=== HOW TO COMPLETE THIS TASK ===
Records follow. Select each line holding "asked".

++++++++

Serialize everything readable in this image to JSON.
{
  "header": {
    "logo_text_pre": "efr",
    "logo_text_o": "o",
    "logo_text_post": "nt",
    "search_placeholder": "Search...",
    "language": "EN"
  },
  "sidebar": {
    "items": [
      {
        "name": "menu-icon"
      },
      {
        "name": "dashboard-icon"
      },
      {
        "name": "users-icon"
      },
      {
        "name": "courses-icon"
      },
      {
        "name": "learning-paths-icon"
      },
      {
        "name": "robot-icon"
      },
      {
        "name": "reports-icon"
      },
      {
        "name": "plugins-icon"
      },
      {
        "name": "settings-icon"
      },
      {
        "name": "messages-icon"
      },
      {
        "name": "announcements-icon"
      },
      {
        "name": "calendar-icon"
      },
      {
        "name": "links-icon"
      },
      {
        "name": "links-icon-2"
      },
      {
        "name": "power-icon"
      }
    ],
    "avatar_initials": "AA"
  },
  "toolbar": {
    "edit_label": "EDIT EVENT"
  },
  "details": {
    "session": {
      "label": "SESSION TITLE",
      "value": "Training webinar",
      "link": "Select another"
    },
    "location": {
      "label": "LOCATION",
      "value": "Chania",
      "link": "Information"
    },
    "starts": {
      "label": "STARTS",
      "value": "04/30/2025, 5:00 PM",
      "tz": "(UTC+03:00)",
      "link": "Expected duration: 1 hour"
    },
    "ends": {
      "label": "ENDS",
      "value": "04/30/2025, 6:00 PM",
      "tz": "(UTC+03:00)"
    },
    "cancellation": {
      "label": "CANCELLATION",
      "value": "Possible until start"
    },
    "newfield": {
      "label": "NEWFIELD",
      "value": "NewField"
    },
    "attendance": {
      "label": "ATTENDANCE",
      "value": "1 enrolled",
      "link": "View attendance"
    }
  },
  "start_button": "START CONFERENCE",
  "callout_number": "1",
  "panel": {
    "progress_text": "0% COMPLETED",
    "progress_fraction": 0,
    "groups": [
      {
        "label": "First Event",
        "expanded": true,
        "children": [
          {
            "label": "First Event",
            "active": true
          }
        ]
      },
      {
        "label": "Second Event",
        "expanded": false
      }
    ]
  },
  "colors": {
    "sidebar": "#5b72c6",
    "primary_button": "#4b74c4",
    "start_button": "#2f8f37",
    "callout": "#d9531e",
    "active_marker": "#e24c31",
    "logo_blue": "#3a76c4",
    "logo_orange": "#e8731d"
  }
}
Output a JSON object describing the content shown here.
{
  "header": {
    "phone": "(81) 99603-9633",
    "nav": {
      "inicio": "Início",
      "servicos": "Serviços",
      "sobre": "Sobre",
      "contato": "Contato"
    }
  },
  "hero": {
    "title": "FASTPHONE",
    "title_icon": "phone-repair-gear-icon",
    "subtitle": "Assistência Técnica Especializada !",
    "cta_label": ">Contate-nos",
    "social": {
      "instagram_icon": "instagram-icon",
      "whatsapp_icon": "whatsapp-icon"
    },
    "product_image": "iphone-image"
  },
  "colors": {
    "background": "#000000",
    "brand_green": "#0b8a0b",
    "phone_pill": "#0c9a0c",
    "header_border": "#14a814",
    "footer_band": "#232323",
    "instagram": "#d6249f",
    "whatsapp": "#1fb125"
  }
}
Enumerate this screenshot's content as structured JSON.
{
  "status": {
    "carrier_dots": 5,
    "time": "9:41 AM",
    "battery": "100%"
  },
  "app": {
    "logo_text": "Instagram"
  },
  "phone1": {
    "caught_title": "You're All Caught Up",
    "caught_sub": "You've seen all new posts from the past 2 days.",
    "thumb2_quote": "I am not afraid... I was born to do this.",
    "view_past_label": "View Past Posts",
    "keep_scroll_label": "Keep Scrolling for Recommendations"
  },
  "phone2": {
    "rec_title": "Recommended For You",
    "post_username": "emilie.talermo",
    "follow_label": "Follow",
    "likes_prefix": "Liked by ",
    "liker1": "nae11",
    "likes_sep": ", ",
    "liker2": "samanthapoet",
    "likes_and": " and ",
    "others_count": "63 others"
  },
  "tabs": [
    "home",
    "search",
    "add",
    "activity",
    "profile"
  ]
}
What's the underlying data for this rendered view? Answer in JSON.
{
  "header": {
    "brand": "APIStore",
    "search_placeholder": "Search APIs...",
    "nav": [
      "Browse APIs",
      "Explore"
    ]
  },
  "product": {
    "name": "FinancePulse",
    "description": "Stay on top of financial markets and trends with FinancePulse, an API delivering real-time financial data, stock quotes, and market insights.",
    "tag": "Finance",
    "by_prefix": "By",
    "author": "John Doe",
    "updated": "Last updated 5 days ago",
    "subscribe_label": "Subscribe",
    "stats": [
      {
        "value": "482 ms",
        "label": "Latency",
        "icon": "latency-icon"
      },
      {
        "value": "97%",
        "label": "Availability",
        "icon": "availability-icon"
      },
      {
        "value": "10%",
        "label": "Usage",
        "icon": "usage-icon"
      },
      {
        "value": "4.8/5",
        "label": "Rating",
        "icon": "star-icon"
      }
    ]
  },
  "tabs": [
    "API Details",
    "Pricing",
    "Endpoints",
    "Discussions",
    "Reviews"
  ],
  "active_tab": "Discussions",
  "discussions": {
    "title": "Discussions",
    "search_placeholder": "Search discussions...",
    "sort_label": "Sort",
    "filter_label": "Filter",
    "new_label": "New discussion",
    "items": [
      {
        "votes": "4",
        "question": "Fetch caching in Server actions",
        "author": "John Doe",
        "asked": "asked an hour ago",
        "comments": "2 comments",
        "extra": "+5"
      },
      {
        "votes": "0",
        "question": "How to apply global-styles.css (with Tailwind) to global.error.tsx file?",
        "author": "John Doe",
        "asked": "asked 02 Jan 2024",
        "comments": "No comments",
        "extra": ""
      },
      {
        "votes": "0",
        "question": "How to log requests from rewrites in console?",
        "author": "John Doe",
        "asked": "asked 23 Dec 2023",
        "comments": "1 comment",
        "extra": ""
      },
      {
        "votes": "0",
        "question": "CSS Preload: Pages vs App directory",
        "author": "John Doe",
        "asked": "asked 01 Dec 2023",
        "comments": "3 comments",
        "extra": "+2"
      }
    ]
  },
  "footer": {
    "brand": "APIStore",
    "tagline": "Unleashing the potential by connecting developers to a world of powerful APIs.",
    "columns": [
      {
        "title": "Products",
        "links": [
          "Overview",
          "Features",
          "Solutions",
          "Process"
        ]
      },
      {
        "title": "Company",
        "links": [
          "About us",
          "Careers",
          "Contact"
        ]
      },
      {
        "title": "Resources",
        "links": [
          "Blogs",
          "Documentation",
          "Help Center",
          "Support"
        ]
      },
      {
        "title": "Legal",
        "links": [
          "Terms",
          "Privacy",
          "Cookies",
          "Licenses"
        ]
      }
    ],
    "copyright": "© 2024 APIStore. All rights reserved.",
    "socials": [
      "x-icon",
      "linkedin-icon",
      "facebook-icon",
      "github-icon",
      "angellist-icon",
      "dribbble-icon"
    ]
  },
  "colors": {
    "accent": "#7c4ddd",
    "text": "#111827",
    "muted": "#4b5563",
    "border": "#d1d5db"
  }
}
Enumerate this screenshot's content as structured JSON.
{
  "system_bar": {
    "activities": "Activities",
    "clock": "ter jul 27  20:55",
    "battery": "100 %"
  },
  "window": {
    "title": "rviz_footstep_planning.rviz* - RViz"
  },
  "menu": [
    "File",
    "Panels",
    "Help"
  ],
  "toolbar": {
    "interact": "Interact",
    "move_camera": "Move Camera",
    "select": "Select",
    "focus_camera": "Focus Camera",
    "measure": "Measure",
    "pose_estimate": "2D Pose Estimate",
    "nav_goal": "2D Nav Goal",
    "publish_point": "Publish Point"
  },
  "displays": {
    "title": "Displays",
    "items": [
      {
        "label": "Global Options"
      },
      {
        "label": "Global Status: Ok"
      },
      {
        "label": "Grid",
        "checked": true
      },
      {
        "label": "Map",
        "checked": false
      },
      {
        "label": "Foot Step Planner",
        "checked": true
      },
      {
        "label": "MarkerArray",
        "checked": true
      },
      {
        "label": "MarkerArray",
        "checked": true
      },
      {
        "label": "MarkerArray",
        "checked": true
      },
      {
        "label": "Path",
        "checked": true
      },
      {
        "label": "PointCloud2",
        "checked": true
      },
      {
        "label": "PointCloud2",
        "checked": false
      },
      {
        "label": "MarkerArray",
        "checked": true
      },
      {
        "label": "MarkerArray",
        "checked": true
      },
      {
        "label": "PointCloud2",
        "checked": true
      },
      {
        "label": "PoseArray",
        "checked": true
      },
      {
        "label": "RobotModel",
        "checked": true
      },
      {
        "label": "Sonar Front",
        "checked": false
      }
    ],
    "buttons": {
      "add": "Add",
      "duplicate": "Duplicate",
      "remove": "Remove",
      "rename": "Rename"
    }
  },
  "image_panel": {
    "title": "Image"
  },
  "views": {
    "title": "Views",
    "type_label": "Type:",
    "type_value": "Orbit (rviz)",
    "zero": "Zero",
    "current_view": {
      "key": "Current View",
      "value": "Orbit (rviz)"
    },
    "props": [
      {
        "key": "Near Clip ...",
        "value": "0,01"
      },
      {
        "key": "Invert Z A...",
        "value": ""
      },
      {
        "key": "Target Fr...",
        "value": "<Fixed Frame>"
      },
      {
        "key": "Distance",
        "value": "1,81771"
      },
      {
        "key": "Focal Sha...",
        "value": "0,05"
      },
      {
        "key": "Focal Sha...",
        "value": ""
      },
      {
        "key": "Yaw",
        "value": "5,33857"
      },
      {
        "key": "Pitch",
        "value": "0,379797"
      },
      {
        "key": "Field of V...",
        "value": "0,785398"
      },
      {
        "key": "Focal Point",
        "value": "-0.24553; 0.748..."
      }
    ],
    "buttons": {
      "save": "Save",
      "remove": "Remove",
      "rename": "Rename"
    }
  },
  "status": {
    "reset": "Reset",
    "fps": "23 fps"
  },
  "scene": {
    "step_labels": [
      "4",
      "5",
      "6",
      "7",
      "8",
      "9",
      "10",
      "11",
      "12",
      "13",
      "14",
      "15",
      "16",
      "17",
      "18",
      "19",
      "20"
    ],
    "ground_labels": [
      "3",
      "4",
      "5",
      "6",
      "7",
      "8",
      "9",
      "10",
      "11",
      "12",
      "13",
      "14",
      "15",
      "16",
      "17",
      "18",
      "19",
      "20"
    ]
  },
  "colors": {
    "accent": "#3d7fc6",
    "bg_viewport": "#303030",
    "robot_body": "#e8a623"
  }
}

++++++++

=== THE COMPLETED TASK ===
        "asked": "asked an hour ago",
        "asked": "asked 02 Jan 2024",
        "asked": "asked 23 Dec 2023",
        "asked": "asked 01 Dec 2023",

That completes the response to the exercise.